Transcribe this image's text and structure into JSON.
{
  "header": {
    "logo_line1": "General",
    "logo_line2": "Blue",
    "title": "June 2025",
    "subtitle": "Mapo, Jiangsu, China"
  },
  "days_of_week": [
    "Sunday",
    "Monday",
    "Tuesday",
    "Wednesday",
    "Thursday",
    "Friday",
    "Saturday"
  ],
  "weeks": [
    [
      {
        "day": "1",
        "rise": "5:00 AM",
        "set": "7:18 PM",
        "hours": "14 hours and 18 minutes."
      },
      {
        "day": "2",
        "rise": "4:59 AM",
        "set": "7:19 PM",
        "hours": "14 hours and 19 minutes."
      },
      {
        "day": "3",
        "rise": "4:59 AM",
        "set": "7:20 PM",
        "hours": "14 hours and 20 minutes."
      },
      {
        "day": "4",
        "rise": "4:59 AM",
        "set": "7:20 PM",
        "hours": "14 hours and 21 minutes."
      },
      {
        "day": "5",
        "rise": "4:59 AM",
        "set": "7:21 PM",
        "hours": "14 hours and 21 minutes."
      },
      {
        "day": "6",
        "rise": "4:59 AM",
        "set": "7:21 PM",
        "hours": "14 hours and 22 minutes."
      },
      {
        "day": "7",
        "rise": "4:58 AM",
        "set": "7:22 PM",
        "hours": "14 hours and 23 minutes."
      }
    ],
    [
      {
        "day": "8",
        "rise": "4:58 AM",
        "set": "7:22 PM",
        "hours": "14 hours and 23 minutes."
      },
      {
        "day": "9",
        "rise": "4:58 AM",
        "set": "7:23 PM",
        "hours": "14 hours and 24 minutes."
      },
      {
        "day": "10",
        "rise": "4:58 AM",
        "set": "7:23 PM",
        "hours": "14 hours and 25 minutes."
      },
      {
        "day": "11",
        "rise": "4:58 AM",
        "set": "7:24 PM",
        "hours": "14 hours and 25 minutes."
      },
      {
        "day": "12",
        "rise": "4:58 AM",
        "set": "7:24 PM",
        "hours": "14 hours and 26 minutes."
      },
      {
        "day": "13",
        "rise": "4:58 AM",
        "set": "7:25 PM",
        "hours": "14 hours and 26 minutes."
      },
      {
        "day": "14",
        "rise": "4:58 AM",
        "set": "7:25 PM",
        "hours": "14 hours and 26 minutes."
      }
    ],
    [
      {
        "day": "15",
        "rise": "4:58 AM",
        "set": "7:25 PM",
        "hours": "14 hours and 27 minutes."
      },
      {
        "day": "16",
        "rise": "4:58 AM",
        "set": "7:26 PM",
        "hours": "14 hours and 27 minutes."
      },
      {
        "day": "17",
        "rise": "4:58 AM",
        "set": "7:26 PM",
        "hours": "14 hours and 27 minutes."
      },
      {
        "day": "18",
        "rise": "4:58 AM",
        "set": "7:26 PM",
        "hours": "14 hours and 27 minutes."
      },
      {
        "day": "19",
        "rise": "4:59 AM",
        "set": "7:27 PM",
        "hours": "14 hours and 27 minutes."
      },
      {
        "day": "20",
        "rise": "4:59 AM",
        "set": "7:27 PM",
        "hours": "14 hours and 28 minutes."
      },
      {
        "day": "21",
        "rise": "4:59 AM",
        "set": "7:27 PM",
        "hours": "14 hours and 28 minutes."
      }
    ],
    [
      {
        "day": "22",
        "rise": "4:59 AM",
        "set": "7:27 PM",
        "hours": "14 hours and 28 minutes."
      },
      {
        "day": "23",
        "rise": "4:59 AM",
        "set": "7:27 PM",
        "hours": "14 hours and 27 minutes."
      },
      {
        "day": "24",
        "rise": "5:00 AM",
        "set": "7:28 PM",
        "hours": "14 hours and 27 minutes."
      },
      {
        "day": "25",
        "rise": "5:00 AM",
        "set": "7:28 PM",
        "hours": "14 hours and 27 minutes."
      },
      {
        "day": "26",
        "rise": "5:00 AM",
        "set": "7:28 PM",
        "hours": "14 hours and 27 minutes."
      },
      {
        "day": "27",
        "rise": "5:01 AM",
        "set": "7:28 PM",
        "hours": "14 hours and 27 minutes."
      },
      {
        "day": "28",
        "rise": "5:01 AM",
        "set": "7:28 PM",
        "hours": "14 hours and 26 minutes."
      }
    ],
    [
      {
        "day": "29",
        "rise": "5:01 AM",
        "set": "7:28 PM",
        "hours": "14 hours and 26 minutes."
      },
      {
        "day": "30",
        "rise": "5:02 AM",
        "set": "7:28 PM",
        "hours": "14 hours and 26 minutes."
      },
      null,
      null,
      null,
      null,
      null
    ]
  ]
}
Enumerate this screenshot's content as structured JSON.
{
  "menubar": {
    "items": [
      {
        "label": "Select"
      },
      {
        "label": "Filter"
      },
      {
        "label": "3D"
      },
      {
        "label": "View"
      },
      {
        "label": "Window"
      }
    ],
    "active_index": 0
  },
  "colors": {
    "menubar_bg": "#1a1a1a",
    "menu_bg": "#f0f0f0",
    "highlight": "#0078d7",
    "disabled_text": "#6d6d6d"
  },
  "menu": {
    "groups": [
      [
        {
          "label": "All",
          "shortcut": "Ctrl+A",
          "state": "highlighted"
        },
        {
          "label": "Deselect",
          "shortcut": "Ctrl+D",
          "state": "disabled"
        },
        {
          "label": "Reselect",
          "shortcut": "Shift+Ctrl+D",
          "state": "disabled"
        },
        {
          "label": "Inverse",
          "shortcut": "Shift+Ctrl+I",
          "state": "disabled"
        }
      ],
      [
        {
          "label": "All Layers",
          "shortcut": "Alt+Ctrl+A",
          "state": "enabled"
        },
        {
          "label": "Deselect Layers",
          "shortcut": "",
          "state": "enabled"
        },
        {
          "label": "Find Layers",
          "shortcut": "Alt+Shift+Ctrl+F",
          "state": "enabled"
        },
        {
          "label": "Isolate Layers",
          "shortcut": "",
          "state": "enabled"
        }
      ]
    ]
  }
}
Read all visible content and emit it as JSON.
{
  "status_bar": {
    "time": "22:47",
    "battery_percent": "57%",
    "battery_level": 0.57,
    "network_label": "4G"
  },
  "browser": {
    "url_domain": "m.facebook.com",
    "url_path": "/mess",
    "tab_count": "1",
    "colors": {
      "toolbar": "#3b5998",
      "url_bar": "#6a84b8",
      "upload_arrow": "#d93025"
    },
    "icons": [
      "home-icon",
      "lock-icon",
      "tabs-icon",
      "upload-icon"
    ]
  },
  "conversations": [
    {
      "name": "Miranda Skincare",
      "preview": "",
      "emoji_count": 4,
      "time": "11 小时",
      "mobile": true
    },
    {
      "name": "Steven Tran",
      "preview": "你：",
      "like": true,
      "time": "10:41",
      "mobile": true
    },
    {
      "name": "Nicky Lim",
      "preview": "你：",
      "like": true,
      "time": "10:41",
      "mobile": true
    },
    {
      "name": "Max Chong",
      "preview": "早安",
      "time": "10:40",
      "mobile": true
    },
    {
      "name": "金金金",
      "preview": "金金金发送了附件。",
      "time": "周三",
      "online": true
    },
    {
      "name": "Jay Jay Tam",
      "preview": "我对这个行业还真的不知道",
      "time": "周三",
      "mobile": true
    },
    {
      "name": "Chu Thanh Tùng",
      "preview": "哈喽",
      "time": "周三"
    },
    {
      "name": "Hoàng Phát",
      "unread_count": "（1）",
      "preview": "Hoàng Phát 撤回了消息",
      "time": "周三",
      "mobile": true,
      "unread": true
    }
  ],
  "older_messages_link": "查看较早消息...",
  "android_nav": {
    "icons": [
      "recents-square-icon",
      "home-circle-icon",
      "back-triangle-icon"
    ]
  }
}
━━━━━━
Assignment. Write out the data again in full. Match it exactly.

Finished exercise.
Transcribe this image's text and structure into JSON.
{
  "header": {
    "logo_line1": "General",
    "logo_line2": "Blue",
    "title": "June 2025",
    "subtitle": "Mapo, Jiangsu, China"
  },
  "days_of_week": [
    "Sunday",
    "Monday",
    "Tuesday",
    "Wednesday",
    "Thursday",
    "Friday",
    "Saturday"
  ],
  "weeks": [
    [
      {
        "day": "1",
        "rise": "5:00 AM",
        "set": "7:18 PM",
        "hours": "14 hours and 18 minutes."
      },
      {
        "day": "2",
        "rise": "4:59 AM",
        "set": "7:19 PM",
        "hours": "14 hours and 19 minutes."
      },
      {
        "day": "3",
        "rise": "4:59 AM",
        "set": "7:20 PM",
        "hours": "14 hours and 20 minutes."
      },
      {
        "day": "4",
        "rise": "4:59 AM",
        "set": "7:20 PM",
        "hours": "14 hours and 21 minutes."
      },
      {
        "day": "5",
        "rise": "4:59 AM",
        "set": "7:21 PM",
        "hours": "14 hours and 21 minutes."
      },
      {
        "day": "6",
        "rise": "4:59 AM",
        "set": "7:21 PM",
        "hours": "14 hours and 22 minutes."
      },
      {
        "day": "7",
        "rise": "4:58 AM",
        "set": "7:22 PM",
        "hours": "14 hours and 23 minutes."
      }
    ],
    [
      {
        "day": "8",
        "rise": "4:58 AM",
        "set": "7:22 PM",
        "hours": "14 hours and 23 minutes."
      },
      {
        "day": "9",
        "rise": "4:58 AM",
        "set": "7:23 PM",
        "hours": "14 hours and 24 minutes."
      },
      {
        "day": "10",
        "rise": "4:58 AM",
        "set": "7:23 PM",
        "hours": "14 hours and 25 minutes."
      },
      {
        "day": "11",
        "rise": "4:58 AM",
        "set": "7:24 PM",
        "hours": "14 hours and 25 minutes."
      },
      {
        "day": "12",
        "rise": "4:58 AM",
        "set": "7:24 PM",
        "hours": "14 hours and 26 minutes."
      },
      {
        "day": "13",
        "rise": "4:58 AM",
        "set": "7:25 PM",
        "hours": "14 hours and 26 minutes."
      },
      {
        "day": "14",
        "rise": "4:58 AM",
        "set": "7:25 PM",
        "hours": "14 hours and 26 minutes."
      }
    ],
    [
      {
        "day": "15",
        "rise": "4:58 AM",
        "set": "7:25 PM",
        "hours": "14 hours and 27 minutes."
      },
      {
        "day": "16",
        "rise": "4:58 AM",
        "set": "7:26 PM",
        "hours": "14 hours and 27 minutes."
      },
      {
        "day": "17",
        "rise": "4:58 AM",
        "set": "7:26 PM",
        "hours": "14 hours and 27 minutes."
      },
      {
        "day": "18",
        "rise": "4:58 AM",
        "set": "7:26 PM",
        "hours": "14 hours and 27 minutes."
      },
      {
        "day": "19",
        "rise": "4:59 AM",
        "set": "7:27 PM",
        "hours": "14 hours and 27 minutes."
      },
      {
        "day": "20",
        "rise": "4:59 AM",
        "set": "7:27 PM",
        "hours": "14 hours and 28 minutes."
      },
      {
        "day": "21",
        "rise": "4:59 AM",
        "set": "7:27 PM",
        "hours": "14 hours and 28 minutes."
      }
    ],
    [
      {
        "day": "22",
        "rise": "4:59 AM",
        "set": "7:27 PM",
        "hours": "14 hours and 28 minutes."
      },
      {
        "day": "23",
        "rise": "4:59 AM",
        "set": "7:27 PM",
        "hours": "14 hours and 27 minutes."
      },
      {
        "day": "24",
        "rise": "5:00 AM",
        "set": "7:28 PM",
        "hours": "14 hours and 27 minutes."
      },
      {
        "day": "25",
        "rise": "5:00 AM",
        "set": "7:28 PM",
        "hours": "14 hours and 27 minutes."
      },
      {
        "day": "26",
        "rise": "5:00 AM",
        "set": "7:28 PM",
        "hours": "14 hours and 27 minutes."
      },
      {
        "day": "27",
        "rise": "5:01 AM",
        "set": "7:28 PM",
        "hours": "14 hours and 27 minutes."
      },
      {
        "day": "28",
        "rise": "5:01 AM",
        "set": "7:28 PM",
        "hours": "14 hours and 26 minutes."
      }
    ],
    [
      {
        "day": "29",
        "rise": "5:01 AM",
        "set": "7:28 PM",
        "hours": "14 hours and 26 minutes."
      },
      {
        "day": "30",
        "rise": "5:02 AM",
        "set": "7:28 PM",
        "hours": "14 hours and 26 minutes."
      },
      null,
      null,
      null,
      null,
      null
    ]
  ]
}
Enumerate this screenshot's content as structured JSON.
{
  "menubar": {
    "items": [
      {
        "label": "Select"
      },
      {
        "label": "Filter"
      },
      {
        "label": "3D"
      },
      {
        "label": "View"
      },
      {
        "label": "Window"
      }
    ],
    "active_index": 0
  },
  "colors": {
    "menubar_bg": "#1a1a1a",
    "menu_bg": "#f0f0f0",
    "highlight": "#0078d7",
    "disabled_text": "#6d6d6d"
  },
  "menu": {
    "groups": [
      [
        {
          "label": "All",
          "shortcut": "Ctrl+A",
          "state": "highlighted"
        },
        {
          "label": "Deselect",
          "shortcut": "Ctrl+D",
          "state": "disabled"
        },
        {
          "label": "Reselect",
          "shortcut": "Shift+Ctrl+D",
          "state": "disabled"
        },
        {
          "label": "Inverse",
          "shortcut": "Shift+Ctrl+I",
          "state": "disabled"
        }
      ],
      [
        {
          "label": "All Layers",
          "shortcut": "Alt+Ctrl+A",
          "state": "enabled"
        },
        {
          "label": "Deselect Layers",
          "shortcut": "",
          "state": "enabled"
        },
        {
          "label": "Find Layers",
          "shortcut": "Alt+Shift+Ctrl+F",
          "state": "enabled"
        },
        {
          "label": "Isolate Layers",
          "shortcut": "",
          "state": "enabled"
        }
      ]
    ]
  }
}
Read all visible content and emit it as JSON.
{
  "status_bar": {
    "time": "22:47",
    "battery_percent": "57%",
    "battery_level": 0.57,
    "network_label": "4G"
  },
  "browser": {
    "url_domain": "m.facebook.com",
    "url_path": "/mess",
    "tab_count": "1",
    "colors": {
      "toolbar": "#3b5998",
      "url_bar": "#6a84b8",
      "upload_arrow": "#d93025"
    },
    "icons": [
      "home-icon",
      "lock-icon",
      "tabs-icon",
      "upload-icon"
    ]
  },
  "conversations": [
    {
      "name": "Miranda Skincare",
      "preview": "",
      "emoji_count": 4,
      "time": "11 小时",
      "mobile": true
    },
    {
      "name": "Steven Tran",
      "preview": "你：",
      "like": true,
      "time": "10:41",
      "mobile": true
    },
    {
      "name": "Nicky Lim",
      "preview": "你：",
      "like": true,
      "time": "10:41",
      "mobile": true
    },
    {
      "name": "Max Chong",
      "preview": "早安",
      "time": "10:40",
      "mobile": true
    },
    {
      "name": "金金金",
      "preview": "金金金发送了附件。",
      "time": "周三",
      "online": true
    },
    {
      "name": "Jay Jay Tam",
      "preview": "我对这个行业还真的不知道",
      "time": "周三",
      "mobile": true
    },
    {
      "name": "Chu Thanh Tùng",
      "preview": "哈喽",
      "time": "周三"
    },
    {
      "name": "Hoàng Phát",
      "unread_count": "（1）",
      "preview": "Hoàng Phát 撤回了消息",
      "time": "周三",
      "mobile": true,
      "unread": true
    }
  ],
  "older_messages_link": "查看较早消息...",
  "android_nav": {
    "icons": [
      "recents-square-icon",
      "home-circle-icon",
      "back-triangle-icon"
    ]
  }
}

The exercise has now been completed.